She celebrated her 30th birthday last month, and like most people at that time of their lives, she was examining herself and had a desire to expand her horizons. I can't think of anyone better suited to be a guide in that area, as my worldview makes Imax look small screen. So, instead of taking her to an industrial dance club, or something similar to what she was used to, I planned on mixing music styles for the night.
First up was the Boardwalk. Tommy Lee was headlining. He is touring to promote his CD Never A Dull Moment. Though it probably goes against popular opinion, I like his music more as a solo artist than from his days with Motley Crue. Being an ex-drummer myself, I love the rhythm in Tommy's music. I think he is really under-appreciated right now. The Boardwalk is a relatively small club, so seeing Tommy there was very different than at a stadium show with his flying drum set (didn't every rock drummer have one of those in the 80's?).

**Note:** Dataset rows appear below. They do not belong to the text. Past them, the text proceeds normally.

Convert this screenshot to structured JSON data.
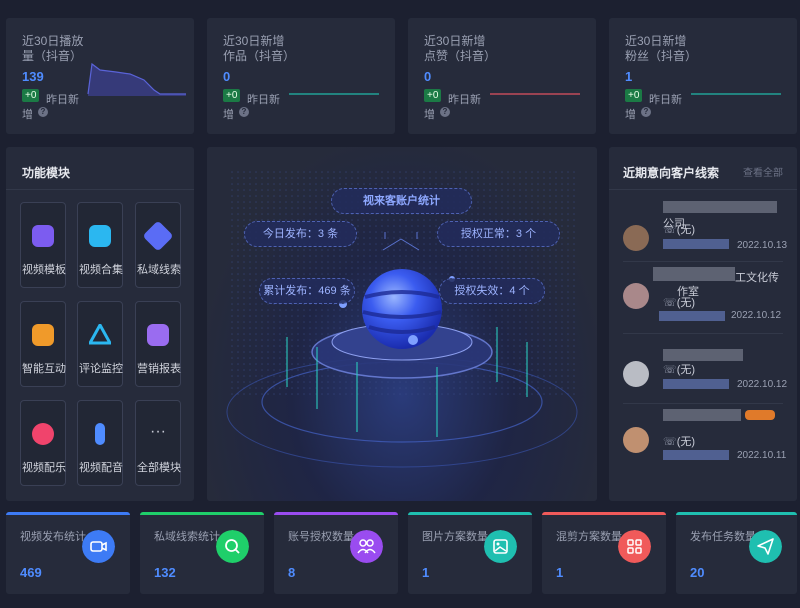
{
  "stats": [
    {
      "title": "近30日播放量（抖音）",
      "value": "139",
      "badge": "+0",
      "delta_label": "昨日新",
      "delta_label2": "增",
      "line_color": "#4b57c8"
    },
    {
      "title": "近30日新增作品（抖音）",
      "value": "0",
      "badge": "+0",
      "delta_label": "昨日新",
      "delta_label2": "增",
      "line_color": "#21b8a8"
    },
    {
      "title": "近30日新增点赞（抖音）",
      "value": "0",
      "badge": "+0",
      "delta_label": "昨日新",
      "delta_label2": "增",
      "line_color": "#e0525f"
    },
    {
      "title": "近30日新增粉丝（抖音）",
      "value": "1",
      "badge": "+0",
      "delta_label": "昨日新",
      "delta_label2": "增",
      "line_color": "#21b8a8"
    }
  ],
  "modules": {
    "title": "功能模块",
    "items": [
      {
        "label": "视频模板",
        "icon": "video-template-icon",
        "color": "#7c5cf0"
      },
      {
        "label": "视频合集",
        "icon": "video-collection-icon",
        "color": "#2bb7f0"
      },
      {
        "label": "私域线索",
        "icon": "private-leads-icon",
        "color": "#5a6cf5"
      },
      {
        "label": "智能互动",
        "icon": "smart-interaction-icon",
        "color": "#f09a2a"
      },
      {
        "label": "评论监控",
        "icon": "comment-monitor-icon",
        "color": "#2bb7f0"
      },
      {
        "label": "营销报表",
        "icon": "marketing-report-icon",
        "color": "#9a6cf0"
      },
      {
        "label": "视频配乐",
        "icon": "music-icon",
        "color": "#f0446c"
      },
      {
        "label": "视频配音",
        "icon": "microphone-icon",
        "color": "#4f8cff"
      },
      {
        "label": "全部模块",
        "icon": "more-icon",
        "color": "#c8cbd6"
      }
    ]
  },
  "center": {
    "title": "视来客账户统计",
    "today_label": "今日发布：",
    "today_value": "3",
    "today_unit": "条",
    "auth_ok_label": "授权正常：",
    "auth_ok_value": "3",
    "auth_ok_unit": "个",
    "total_label": "累计发布：",
    "total_value": "469",
    "total_unit": "条",
    "auth_fail_label": "授权失效：",
    "auth_fail_value": "4",
    "auth_fail_unit": "个"
  },
  "leads": {
    "title": "近期意向客户线索",
    "view_all": "查看全部",
    "items": [
      {
        "name": "公司",
        "phone": "(无)",
        "date": "2022.10.13",
        "avatar_color": "#8a6a55"
      },
      {
        "name": "工文化传",
        "name2": "作室",
        "phone": "(无)",
        "date": "2022.10.12",
        "avatar_color": "#a9888a"
      },
      {
        "name": "",
        "phone": "(无)",
        "date": "2022.10.12",
        "avatar_color": "#b9bcc4"
      },
      {
        "name": "",
        "phone": "(无)",
        "date": "2022.10.11",
        "avatar_color": "#c09070"
      }
    ]
  },
  "bottom": [
    {
      "title": "视频发布统计",
      "value": "469",
      "color": "#3d7bf5",
      "icon": "video-camera-icon"
    },
    {
      "title": "私域线索统计",
      "value": "132",
      "color": "#1fcf6a",
      "icon": "search-icon"
    },
    {
      "title": "账号授权数量",
      "value": "8",
      "color": "#9a4cf0",
      "icon": "users-icon"
    },
    {
      "title": "图片方案数量",
      "value": "1",
      "color": "#1fbfb0",
      "icon": "image-icon"
    },
    {
      "title": "混剪方案数量",
      "value": "1",
      "color": "#f05a5a",
      "icon": "grid-icon"
    },
    {
      "title": "发布任务数量",
      "value": "20",
      "color": "#1fbfb0",
      "icon": "send-icon"
    }
  ]
}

Lydia was excited. She said that her old goth buddies in San Diego would freak if they heard she was seeing Tommy Lee, but she wanted to try new things. I'm not sure how new Tommy is, but he was very different (for her).

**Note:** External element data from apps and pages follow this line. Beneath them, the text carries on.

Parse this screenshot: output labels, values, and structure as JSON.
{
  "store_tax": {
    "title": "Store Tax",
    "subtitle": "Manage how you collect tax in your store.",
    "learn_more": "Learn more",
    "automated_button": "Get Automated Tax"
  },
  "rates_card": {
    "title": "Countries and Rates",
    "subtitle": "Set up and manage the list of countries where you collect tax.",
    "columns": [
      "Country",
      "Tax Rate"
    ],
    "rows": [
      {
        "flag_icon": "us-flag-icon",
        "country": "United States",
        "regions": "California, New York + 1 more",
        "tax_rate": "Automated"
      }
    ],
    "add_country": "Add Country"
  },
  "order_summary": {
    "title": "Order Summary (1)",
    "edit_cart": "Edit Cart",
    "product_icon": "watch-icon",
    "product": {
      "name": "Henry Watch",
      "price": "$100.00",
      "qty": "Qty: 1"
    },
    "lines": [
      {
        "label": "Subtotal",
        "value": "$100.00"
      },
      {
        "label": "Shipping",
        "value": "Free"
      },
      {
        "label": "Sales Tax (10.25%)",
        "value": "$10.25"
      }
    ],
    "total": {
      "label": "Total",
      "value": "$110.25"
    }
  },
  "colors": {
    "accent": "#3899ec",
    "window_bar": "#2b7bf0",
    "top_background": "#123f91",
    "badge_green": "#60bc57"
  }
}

We walked into the club just as the house lights went down and Tommy and his band took the stage (I actually was hoping to miss the opening acts). A white spotlight lit him up and he asked the crowd something to the effect of "are you ready to rock?", but phrased differently and with some version of "f*ck" literally being every other word. In fact, "f*ck" was used as his primary noun, verb and adjective all night.
As the club was small and his equipment was really designed for a much larger space (no pun intended), the sound was deafening. The place was packed with bodies of all ages and rock fan styles. It was getting hot in there, but Tommy was the only one taking his clothes off (which Lydia loved, because she likes tattoos and Tommy is a human billboard (or work of art, if you prefer)). We made our way to about mid crowd from the stage, but next to the bar so that we could drink and sweat off the heat.